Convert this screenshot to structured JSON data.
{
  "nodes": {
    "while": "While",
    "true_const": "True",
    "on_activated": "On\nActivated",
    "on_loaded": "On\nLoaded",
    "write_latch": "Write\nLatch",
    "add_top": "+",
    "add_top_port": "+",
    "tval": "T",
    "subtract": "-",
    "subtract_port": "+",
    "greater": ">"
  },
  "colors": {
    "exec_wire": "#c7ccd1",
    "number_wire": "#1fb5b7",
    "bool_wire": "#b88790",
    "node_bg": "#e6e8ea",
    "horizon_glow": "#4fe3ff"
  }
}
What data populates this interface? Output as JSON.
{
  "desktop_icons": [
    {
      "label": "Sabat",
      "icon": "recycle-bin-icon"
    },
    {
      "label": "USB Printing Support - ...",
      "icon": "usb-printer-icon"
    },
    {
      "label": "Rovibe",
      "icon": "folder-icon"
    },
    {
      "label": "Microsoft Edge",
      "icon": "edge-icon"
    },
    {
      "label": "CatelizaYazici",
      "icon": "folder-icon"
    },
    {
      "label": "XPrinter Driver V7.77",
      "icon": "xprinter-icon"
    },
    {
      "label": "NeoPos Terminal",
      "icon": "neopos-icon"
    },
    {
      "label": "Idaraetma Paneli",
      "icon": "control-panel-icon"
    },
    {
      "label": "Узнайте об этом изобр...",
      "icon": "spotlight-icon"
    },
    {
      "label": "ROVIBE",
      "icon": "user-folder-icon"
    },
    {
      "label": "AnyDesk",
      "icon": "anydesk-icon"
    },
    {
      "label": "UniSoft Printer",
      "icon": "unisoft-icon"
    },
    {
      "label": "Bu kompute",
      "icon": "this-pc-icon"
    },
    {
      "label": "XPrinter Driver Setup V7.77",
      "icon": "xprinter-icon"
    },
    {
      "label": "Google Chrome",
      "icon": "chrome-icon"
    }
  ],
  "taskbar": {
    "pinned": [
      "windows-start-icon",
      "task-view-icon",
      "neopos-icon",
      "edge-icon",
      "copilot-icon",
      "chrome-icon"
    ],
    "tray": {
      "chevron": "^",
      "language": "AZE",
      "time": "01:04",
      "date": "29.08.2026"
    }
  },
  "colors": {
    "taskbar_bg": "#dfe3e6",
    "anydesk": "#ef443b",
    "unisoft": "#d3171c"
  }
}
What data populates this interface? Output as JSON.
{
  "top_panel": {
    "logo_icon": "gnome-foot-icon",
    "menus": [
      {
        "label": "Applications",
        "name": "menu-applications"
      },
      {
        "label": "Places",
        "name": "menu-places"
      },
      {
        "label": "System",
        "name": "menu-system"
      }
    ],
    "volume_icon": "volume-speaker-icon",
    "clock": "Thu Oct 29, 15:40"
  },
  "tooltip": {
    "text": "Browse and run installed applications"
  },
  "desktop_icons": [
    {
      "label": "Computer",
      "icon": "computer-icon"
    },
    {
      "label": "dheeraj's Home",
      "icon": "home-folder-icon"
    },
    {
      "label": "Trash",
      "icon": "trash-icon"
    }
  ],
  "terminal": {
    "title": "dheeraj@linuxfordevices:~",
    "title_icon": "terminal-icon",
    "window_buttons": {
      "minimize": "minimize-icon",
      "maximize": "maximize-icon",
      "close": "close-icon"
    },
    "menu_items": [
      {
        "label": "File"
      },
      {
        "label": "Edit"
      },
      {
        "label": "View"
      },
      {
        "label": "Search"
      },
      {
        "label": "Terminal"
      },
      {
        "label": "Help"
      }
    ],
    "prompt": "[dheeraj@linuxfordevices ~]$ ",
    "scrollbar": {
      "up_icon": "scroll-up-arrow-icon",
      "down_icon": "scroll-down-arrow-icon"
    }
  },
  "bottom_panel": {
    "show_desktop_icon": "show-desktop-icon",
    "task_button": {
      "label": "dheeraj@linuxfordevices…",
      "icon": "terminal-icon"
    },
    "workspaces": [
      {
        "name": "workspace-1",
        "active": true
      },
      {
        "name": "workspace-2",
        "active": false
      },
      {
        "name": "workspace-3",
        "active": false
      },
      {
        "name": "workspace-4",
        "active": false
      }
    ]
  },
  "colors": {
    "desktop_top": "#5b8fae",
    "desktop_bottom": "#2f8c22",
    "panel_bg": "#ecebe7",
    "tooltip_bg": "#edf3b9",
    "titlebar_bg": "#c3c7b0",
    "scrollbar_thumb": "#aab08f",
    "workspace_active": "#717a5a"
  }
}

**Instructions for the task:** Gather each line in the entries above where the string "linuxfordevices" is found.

**Answer below:**
    "title": "dheeraj@linuxfordevices:~",
    "prompt": "[dheeraj@linuxfordevices ~]$ ",
      "label": "dheeraj@linuxfordevices…",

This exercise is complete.